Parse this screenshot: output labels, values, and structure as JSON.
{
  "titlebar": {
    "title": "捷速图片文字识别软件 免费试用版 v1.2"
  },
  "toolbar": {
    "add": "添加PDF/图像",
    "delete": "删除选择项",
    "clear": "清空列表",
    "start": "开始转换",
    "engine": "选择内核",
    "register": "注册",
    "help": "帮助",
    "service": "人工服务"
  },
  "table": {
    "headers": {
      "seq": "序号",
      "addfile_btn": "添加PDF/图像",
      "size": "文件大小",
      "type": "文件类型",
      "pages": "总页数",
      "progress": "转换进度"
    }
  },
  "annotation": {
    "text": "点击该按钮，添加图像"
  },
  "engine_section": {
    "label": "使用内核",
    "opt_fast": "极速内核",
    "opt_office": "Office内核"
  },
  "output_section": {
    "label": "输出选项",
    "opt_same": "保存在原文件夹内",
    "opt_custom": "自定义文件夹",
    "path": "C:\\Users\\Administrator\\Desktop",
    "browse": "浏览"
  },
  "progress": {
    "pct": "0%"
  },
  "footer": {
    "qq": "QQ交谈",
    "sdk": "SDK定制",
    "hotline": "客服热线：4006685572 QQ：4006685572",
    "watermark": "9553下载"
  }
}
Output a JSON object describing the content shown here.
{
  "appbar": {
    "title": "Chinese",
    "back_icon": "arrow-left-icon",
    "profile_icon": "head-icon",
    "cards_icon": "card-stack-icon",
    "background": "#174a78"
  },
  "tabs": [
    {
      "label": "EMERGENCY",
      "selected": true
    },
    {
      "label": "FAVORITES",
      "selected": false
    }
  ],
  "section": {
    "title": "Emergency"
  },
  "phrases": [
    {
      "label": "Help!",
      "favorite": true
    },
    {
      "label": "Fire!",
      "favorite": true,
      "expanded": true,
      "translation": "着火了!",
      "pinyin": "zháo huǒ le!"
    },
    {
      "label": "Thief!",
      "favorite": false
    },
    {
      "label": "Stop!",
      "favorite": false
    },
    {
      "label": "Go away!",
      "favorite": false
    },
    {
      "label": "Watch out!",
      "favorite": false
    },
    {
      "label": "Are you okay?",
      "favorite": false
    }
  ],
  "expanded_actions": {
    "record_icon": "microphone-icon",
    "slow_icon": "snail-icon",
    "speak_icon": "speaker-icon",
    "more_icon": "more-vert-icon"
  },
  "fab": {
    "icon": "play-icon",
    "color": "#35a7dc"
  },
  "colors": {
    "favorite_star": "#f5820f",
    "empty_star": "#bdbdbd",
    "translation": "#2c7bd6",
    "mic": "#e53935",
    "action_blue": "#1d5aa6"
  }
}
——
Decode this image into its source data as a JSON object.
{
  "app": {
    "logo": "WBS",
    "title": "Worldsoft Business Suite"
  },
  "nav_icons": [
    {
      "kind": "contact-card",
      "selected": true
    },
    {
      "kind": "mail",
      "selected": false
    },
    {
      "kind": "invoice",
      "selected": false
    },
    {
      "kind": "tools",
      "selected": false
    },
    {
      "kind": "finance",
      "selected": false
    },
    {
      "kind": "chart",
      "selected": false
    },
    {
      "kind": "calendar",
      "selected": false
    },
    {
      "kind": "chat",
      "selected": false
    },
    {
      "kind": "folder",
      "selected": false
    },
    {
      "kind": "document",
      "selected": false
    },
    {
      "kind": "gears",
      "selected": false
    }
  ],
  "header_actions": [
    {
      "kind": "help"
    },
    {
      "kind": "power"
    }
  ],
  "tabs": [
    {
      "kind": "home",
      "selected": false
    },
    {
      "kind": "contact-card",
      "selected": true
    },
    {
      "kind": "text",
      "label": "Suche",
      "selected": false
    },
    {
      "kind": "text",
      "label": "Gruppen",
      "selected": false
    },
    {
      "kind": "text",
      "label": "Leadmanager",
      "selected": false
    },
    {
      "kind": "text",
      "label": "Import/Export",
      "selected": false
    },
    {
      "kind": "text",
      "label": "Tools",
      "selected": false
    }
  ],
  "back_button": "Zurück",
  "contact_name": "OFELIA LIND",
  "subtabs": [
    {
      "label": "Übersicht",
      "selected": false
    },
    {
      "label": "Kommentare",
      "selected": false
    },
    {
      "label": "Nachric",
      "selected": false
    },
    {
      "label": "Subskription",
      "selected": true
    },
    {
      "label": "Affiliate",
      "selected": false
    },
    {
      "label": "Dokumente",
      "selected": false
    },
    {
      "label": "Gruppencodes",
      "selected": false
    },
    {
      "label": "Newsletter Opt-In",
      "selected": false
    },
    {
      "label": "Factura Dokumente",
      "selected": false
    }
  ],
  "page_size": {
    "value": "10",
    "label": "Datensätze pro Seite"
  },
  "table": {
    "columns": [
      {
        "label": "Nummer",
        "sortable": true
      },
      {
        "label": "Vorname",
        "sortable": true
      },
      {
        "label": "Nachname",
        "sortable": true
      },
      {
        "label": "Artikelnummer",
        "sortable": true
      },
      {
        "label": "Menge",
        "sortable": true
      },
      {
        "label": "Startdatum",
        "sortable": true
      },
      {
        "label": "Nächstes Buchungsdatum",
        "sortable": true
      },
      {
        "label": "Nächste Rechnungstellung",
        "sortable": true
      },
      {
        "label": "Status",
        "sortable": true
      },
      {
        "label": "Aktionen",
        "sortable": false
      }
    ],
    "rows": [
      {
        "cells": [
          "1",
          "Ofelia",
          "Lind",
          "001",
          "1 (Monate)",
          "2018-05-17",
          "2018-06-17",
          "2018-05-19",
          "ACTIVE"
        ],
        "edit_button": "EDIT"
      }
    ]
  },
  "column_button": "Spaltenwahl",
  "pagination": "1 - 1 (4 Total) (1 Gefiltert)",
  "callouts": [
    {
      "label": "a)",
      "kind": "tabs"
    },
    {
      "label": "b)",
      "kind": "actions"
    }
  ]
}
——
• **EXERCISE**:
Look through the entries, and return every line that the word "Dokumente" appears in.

• **ANSWER BOX**:
      "label": "Dokumente",
      "label": "Factura Dokumente",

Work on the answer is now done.